These people obsessively attempt to control you and dictate how you’re supposed to be and feel. Opinion about everything are never in short supply. They’ll control you by invalidating your emotions when your emotions don’t fit into their own set of rules. They often start sentences with “You know what you need?” or “You know what your problem is?” or “You know what’s wrong with you?” and then proceed to tell you. You end up feeling dominated, demeaned, or put down.
Protecting Yourself: Simply put, never try to control a controller. Why? Practice being more healthily assertive, without telling them what to do. You can say, “I value your advice, thank you.” That’s it and trust your own instinct from there. If you recognize you have a controller around you, it’s best not to go to them in the first place seeking advice. Practice more confidence, and don’t play the victim role, yourself.

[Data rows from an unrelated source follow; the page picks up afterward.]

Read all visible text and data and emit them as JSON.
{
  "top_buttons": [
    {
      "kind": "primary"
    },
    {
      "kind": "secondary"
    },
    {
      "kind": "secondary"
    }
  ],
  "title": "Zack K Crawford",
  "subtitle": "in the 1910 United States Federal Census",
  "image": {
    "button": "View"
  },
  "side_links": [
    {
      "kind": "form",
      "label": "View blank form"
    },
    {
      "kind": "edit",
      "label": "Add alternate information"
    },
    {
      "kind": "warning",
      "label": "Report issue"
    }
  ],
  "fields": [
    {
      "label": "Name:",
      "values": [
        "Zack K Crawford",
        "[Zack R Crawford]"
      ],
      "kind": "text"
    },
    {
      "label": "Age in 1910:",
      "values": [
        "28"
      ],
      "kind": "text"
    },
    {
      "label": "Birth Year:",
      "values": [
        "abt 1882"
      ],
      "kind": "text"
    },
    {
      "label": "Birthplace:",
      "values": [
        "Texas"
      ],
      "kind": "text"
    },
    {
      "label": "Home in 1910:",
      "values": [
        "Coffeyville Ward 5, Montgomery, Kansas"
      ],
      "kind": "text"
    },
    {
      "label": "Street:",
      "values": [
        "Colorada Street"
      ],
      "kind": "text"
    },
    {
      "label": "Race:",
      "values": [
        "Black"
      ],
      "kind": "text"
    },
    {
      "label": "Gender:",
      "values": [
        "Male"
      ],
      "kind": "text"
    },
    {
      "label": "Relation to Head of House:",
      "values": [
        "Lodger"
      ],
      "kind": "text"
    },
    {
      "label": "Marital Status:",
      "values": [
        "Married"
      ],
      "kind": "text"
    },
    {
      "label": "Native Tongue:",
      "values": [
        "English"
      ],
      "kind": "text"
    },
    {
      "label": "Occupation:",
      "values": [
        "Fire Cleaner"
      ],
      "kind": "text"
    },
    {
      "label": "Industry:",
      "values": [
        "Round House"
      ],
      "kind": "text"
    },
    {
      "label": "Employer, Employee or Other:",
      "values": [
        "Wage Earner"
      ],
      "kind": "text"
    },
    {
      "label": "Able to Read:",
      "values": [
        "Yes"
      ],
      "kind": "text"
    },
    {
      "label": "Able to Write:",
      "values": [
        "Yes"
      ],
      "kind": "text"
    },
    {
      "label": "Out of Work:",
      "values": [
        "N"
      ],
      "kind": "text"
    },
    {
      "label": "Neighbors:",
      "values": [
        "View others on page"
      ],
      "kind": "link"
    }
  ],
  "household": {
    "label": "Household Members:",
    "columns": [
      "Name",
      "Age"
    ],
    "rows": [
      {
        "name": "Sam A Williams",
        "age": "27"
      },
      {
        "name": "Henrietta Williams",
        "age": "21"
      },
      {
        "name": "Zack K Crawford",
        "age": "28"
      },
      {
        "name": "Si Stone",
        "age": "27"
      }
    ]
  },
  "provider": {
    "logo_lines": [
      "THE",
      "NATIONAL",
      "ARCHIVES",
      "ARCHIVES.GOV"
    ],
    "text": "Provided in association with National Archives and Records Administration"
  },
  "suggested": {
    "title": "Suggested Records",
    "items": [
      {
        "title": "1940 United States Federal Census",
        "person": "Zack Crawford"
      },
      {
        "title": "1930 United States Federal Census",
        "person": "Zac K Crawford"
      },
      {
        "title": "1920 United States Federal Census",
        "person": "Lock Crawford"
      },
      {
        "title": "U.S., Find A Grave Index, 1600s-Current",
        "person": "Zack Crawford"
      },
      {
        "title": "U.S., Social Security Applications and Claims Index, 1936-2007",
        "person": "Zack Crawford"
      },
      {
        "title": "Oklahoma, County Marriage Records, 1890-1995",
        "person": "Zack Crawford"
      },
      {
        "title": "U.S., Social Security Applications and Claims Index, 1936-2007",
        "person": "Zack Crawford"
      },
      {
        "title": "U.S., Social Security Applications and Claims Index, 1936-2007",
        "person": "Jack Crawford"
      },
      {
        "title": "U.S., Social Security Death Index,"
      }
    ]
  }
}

4. The Constant Talker
Constant talkers aren’t interested in your feelings. They’re only concerned with themselves. You find yourself waiting for an opening to get a word in edgewise—but it never comes. You may experience that they physically move in so close that they’re practically breathing on you. As you edge backwards—they step even closer.
Protecting Yourself: Constant talkers have NO CLUE how to read nonverbal cues. Interrupting them is the only way to get through. Here is where white lies are OK according to Dr. Offoff. Politely say something like, “I hate to interrupt, but I have to talk to these other people or, get to an appointment or, go to the bathroom.” (It’s a much more constructive tactic than saying, “shut up, you’re driving me nuts!”) When the constant talker is a family member, try a more constructive and neutral approach like, “I’d love it if you allowed me some time to talk, too so that I can add to the conversation.” If you stay neutral, you’ll more likely be heard and even set better expectations and experiences with future conversations with them.
5. The Drama Queen
Ever heard this expression, “Making a mountain out of molehill?” These people have a talent for taking small incidents and turning them into off-the-chart DRAMA. There is always something and it’s always DRAMATIC. After continuous encounters with them, you’ll feel used up and drained.
Protecting Yourself: A drama queen can’t draw energy from a place of balance, peace, and calm. Take a few deep breaths and help yourself get to that place of calm, first. Do the best you can NOT to get caught up in the drama. If you have to work and manage people like this, be clear about what you expect and follow through with what you say, what you expect, and practice boundary setting.
Conclusion and Moving Forward
Empath or not, all of us have energy vampires enter our lives from time to time. Some stay longer than you’d like but it’s manageable when you stay on top of how YOU feel day-to-day and practice the protection techniques.
Improve your relationships and increase your energy level, by taking an inventory of people who give you energy and those who drain your energy.
Invest time with the loving, nurturing people (and love and nurture them in return), and learn to set limits with those who drain you. This will certainly enhance the quality of your life and create space for more of the kinds of relationships you desire and deserve.
Reference and Resources
This article comes from the information resourced and authored by Dr. Judith Orloff.
Dr. Orloff, is an Assistant Clinical Professor of Psychiatry at UCLA, who has helped patients find emotional freedom for over 20 years. She synthesizes the pearls of traditional medicine with cutting edge knowledge of intuition, energy, and spirituality to achieve physical and emotional healing.
Dr. Orloff passionately asserts that we have the power to transform negative emotions and achieve inner peace.
Please be sure to read her book, Emotional Freedom